Data records
Segment Open
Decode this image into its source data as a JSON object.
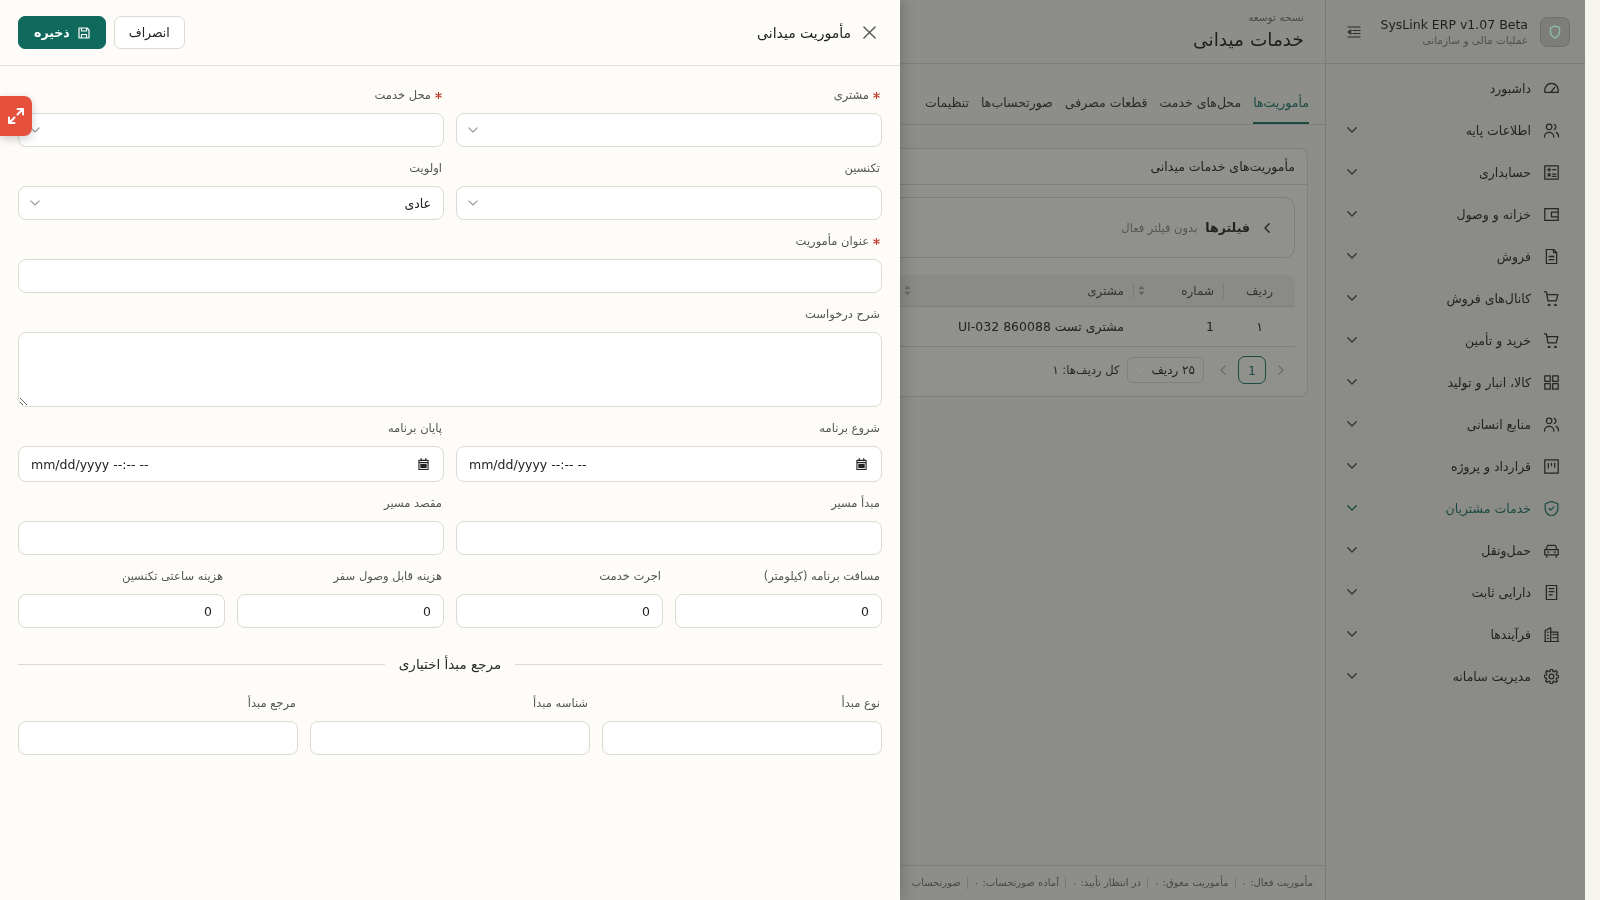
{
  "drawer": {
    "title": "مأموریت میدانی",
    "actions": [
      {
        "label": "انصراف",
        "kind": "secondary"
      },
      {
        "label": "ذخیره",
        "kind": "primary"
      }
    ],
    "rows": [
      [
        {
          "label": "مشتری",
          "required": true,
          "kind": "select"
        },
        {
          "label": "محل خدمت",
          "required": true,
          "kind": "select"
        }
      ],
      [
        {
          "label": "تکنسین",
          "required": false,
          "kind": "select"
        },
        {
          "label": "اولویت",
          "required": false,
          "kind": "select",
          "value": "عادی"
        }
      ],
      [
        {
          "label": "عنوان مأموریت",
          "required": true,
          "kind": "text"
        }
      ],
      [
        {
          "label": "شرح درخواست",
          "required": false,
          "kind": "textarea"
        }
      ],
      [
        {
          "label": "شروع برنامه",
          "required": false,
          "kind": "datetime",
          "placeholder": "mm/dd/yyyy --:-- --"
        },
        {
          "label": "پایان برنامه",
          "required": false,
          "kind": "datetime",
          "placeholder": "mm/dd/yyyy --:-- --"
        }
      ],
      [
        {
          "label": "مبدأ مسیر",
          "required": false,
          "kind": "text"
        },
        {
          "label": "مقصد مسیر",
          "required": false,
          "kind": "text"
        }
      ],
      [
        {
          "label": "مسافت برنامه (کیلومتر)",
          "required": false,
          "kind": "number",
          "value": "0"
        },
        {
          "label": "اجرت خدمت",
          "required": false,
          "kind": "number",
          "value": "0"
        },
        {
          "label": "هزینه قابل وصول سفر",
          "required": false,
          "kind": "number",
          "value": "0"
        },
        {
          "label": "هزینه ساعتی تکنسین",
          "required": false,
          "kind": "number",
          "value": "0"
        }
      ]
    ],
    "optional_section": {
      "title": "مرجع مبدأ اختیاری",
      "fields": [
        {
          "label": "نوع مبدأ",
          "required": false,
          "kind": "text"
        },
        {
          "label": "شناسه مبدأ",
          "required": false,
          "kind": "text"
        },
        {
          "label": "مرجع مبدأ",
          "required": false,
          "kind": "text"
        }
      ]
    }
  },
  "main": {
    "header": {
      "kicker": "نسخه توسعه",
      "title": "خدمات میدانی"
    },
    "tabs": [
      {
        "label": "مأموریت‌ها",
        "selected": true
      },
      {
        "label": "محل‌های خدمت",
        "selected": false
      },
      {
        "label": "قطعات مصرفی",
        "selected": false
      },
      {
        "label": "صورتحساب‌ها",
        "selected": false
      },
      {
        "label": "تنظیمات",
        "selected": false
      }
    ],
    "card": {
      "title": "مأموریت‌های خدمات میدانی",
      "filter": {
        "label": "فیلترها",
        "summary": "بدون فیلتر فعال",
        "expanded": false
      },
      "table": {
        "columns": [
          {
            "label": "ردیف",
            "sortable": false
          },
          {
            "label": "شماره",
            "sortable": true
          },
          {
            "label": "مشتری",
            "sortable": true
          }
        ],
        "rows": [
          [
            "۱",
            "1",
            "مشتری تست 860088 UI-032"
          ]
        ]
      },
      "pagination": {
        "previous": {
          "disabled": true
        },
        "pages": [
          {
            "label": "1",
            "selected": true
          }
        ],
        "next": {
          "disabled": true
        },
        "page_size": "۲۵ ردیف",
        "total": "کل ردیف‌ها: ۱"
      }
    },
    "status_bar": [
      "مأموریت فعال: ۰",
      "مأموریت معوق: ۰",
      "در انتظار تأیید: ۰",
      "آماده صورتحساب: ۰",
      "صورتحساب"
    ]
  },
  "sidebar": {
    "brand": {
      "title": "SysLink ERP v1.07 Beta",
      "subtitle": "عملیات مالی و سازمانی"
    },
    "items": [
      {
        "label": "داشبورد",
        "expandable": false,
        "selected": false
      },
      {
        "label": "اطلاعات پایه",
        "expandable": true,
        "selected": false
      },
      {
        "label": "حسابداری",
        "expandable": true,
        "selected": false
      },
      {
        "label": "خزانه و وصول",
        "expandable": true,
        "selected": false
      },
      {
        "label": "فروش",
        "expandable": true,
        "selected": false
      },
      {
        "label": "کانال‌های فروش",
        "expandable": true,
        "selected": false
      },
      {
        "label": "خرید و تأمین",
        "expandable": true,
        "selected": false
      },
      {
        "label": "کالا، انبار و تولید",
        "expandable": true,
        "selected": false
      },
      {
        "label": "منابع انسانی",
        "expandable": true,
        "selected": false
      },
      {
        "label": "قرارداد و پروژه",
        "expandable": true,
        "selected": false
      },
      {
        "label": "خدمات مشتریان",
        "expandable": true,
        "selected": true
      },
      {
        "label": "حمل‌ونقل",
        "expandable": true,
        "selected": false
      },
      {
        "label": "دارایی ثابت",
        "expandable": true,
        "selected": false
      },
      {
        "label": "فرآیندها",
        "expandable": true,
        "selected": false
      },
      {
        "label": "مدیریت سامانه",
        "expandable": true,
        "selected": false
      }
    ]
  }
}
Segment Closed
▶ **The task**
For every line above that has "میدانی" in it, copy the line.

▶ **Task response**
    "title": "مأموریت میدانی",
      "title": "خدمات میدانی"
      "title": "مأموریت‌های خدمات میدانی",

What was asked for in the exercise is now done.